Computational linguists at TRR 318 are studying dialogues representing five different levels of explanation. They will present their findings at the COLING international conference.
"Most research on explainable artificial intelligence operates from the assumption that there is an ideal explanation with which the processes behind AI become intelligible. That said, explanations in everyday life work in an entirely different way: they are co-constructed between the explainer and the explainee. We need greater insight into how people explain things in dialogue with each other. Only then artificial intelligence can learn to interact with humans," says Henning Wachsmuth, a computer linguist at Leibniz University Hannover (previously at Paderborn University). Wachsmuth is heading the C04 and INF subprojects at TRR 318.

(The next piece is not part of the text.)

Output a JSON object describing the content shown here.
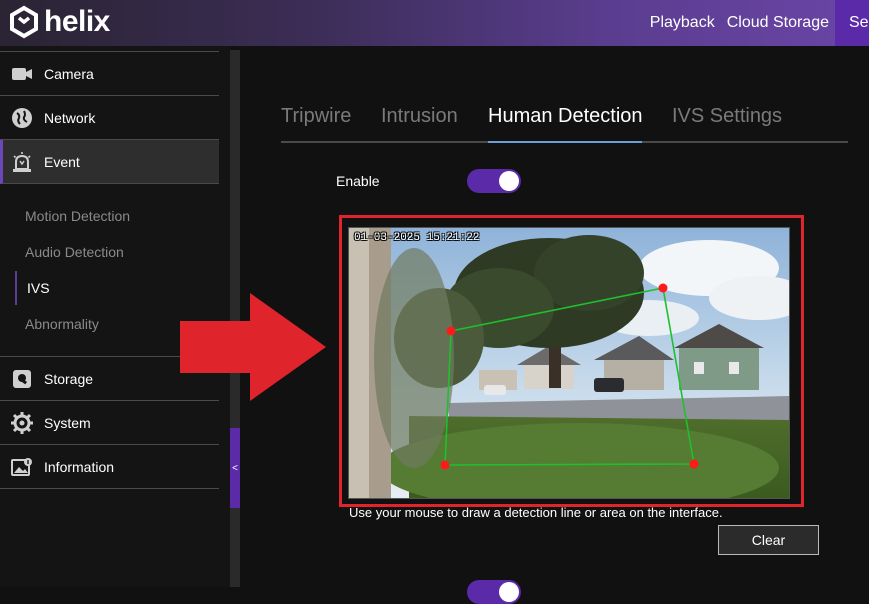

In their first study as part of the INF subproject , Wachsmuth and colleague Milad Alshomary used computational methods to examine a number of dialogue-based explanations for how humans explain and analyzed how AI can mimic this process. "In doing so, we were able to gather empirical data on how experts adjust their explanations to different levels based on their interlocutors," says Milad Alshomary, a doctoral researcher at TRR 318. "Using a language processing program, we have also developed the first systematic predictions of the explanatory flow in dialogues."
English explanatory dialogue as basis for the study
In their study, Wachsmuth and Alshomary analyzed 65 English-language dialogues from the Wired video series "5 Levels," where experts explain science-related topics at five different levels of difficulty. First, they describe, for instance, the concept of a blockchain to a child and then to a teenager, and after this, to people who studied and completed a doctorate, and finally to a colleague. The researchers had independent experts manually and systematically annotate the dialogues, which had already been converted into text form. This annotation encompassed three levels of analysis: the relationship of the topic to the main topic (e.g., subtopic or related topic); the dialogue act (e.g., asking questions for understanding, or making an informative statement), and the explanation move (e.g., testing prior knowledge or explaining). For each of these three dimensions, the researchers developed predictive models that they tested experimentally. "Our initial experiments suggest that it is feasible to make predictions based on these annotated dimensions," explains Wachsmuth. "With our findings, we are laying the foundation for human-centered, explainable AI in which intelligent systems can learn how to respond to people’s reactions and adjust their explanations accordingly."
Research paper for upcoming conference
Wachsmuth and Alshomary summarized the data they have compiled and their findings in their article "Mama Always Had a Way of Explaining Things So I Could Understand: A Dialogue Corpus for Learning to Construct Explanations." From October 12-17 , they will present their paper at the 29th International Conference on Computational Linguistics (COLING) in Gyeongju, South Korea. COLING is held every two years and is one of the most important international conferences in the field of natural language processing.